As has been explained, both in the House and in another place, a contract has been signed for the 2002 games at Manchester. That can be broken only because of natural disaster or a lack of proper organisation. The Home Secretary can use his powers under section 5 of the Firearms Act 1968 to grant special dispensation to competitors to take part in shooting competitions in this country. Dispensation could be granted to any competitor, whether from this country or elsewhere.
We have already shown that those powers can be used successfully. In September, the Home Secretary granted his authority under section 5 to allow visiting overseas competitors to take part in the 14th European police and pistol championships at Bisley. In that instance, it was not necessary to grant authority to British competitors, as the competition took place before the 1997 Act came fully into force, and home competitors were able to shoot under their firearm certificates.
Nor do I accept that the passing of the Bill will mean that Britain will never again host an Olympic games. Provided that all the sports can be held--and, as I have just explained, they can be--there will be no difficulty in Britain bidding for future games. The British Olympic Association has said that it is not possible to predict accurately how great the impact will be on any future bid. Potential competitors might try to exploit the fact that a few of the sports were banned to our sports men and women, but that will be a small price to pay in the interests of the far greater priority of public safety.
It is not a prerequisite of the games that the host nation has to participate in all events. It is true that, in the past three Olympic games at least--Atlanta, Barcelona and Seoul--the host nation did compete in every event. However, in the last Olympic games, Britain did not compete in baseball, basketball, handball and softball. I do not know whether we would have teams ready for those events for any future games, but whether we did or not would not affect our ability to bid for future games.
3 Nov 1997 : Column 56
Question put, That this House doth disagree with the Lords in the said amendment:--
The House divided: Ayes 292, Noes 160.
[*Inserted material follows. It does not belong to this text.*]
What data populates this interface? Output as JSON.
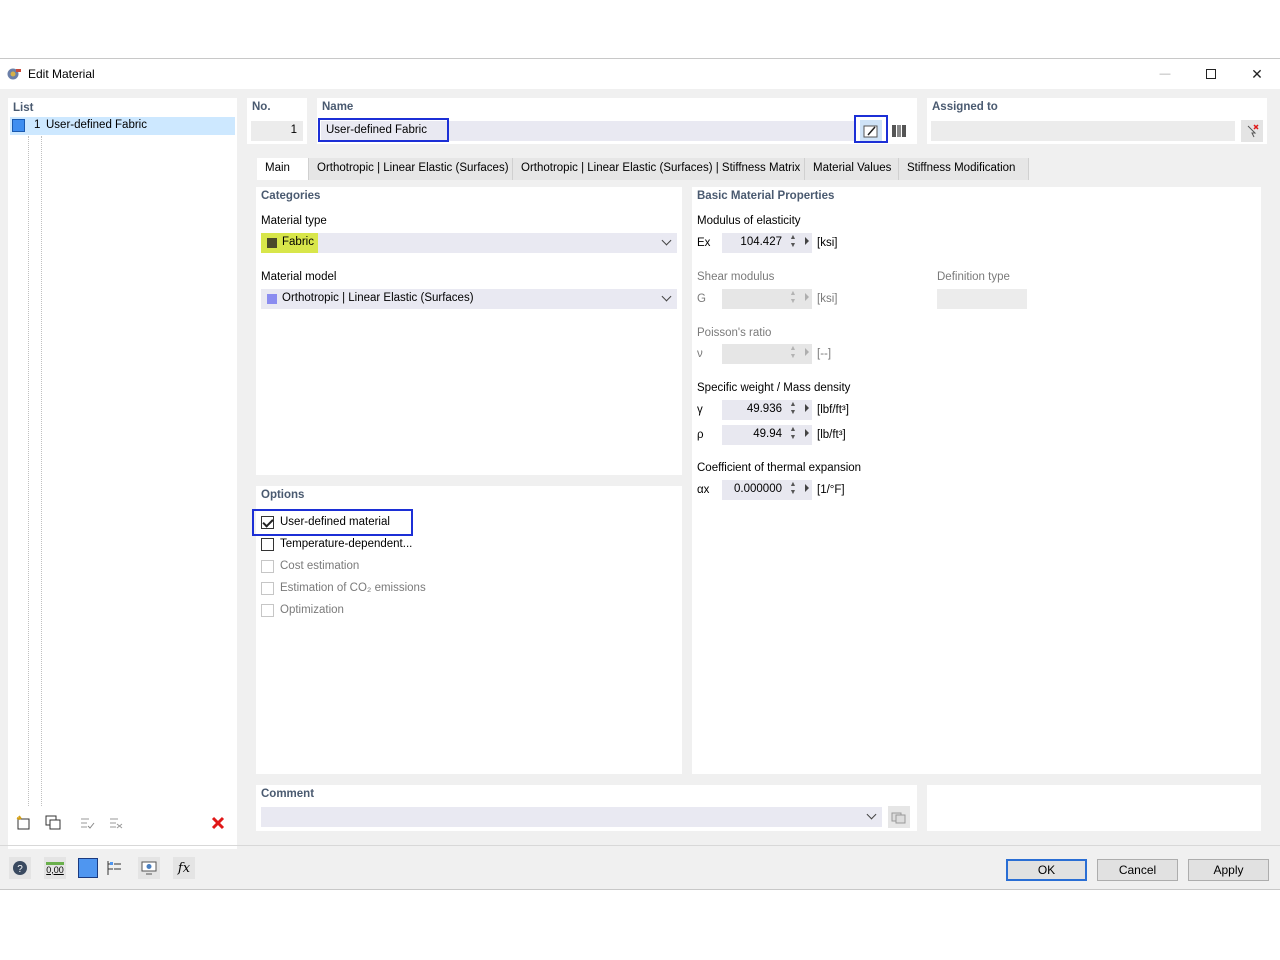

MPs for which their vote in this division differed from the majority vote of their party are marked in red. Also shows which MPs were ministers at the time of this vote. You can also see every eligible MP including those who did not vote in this division.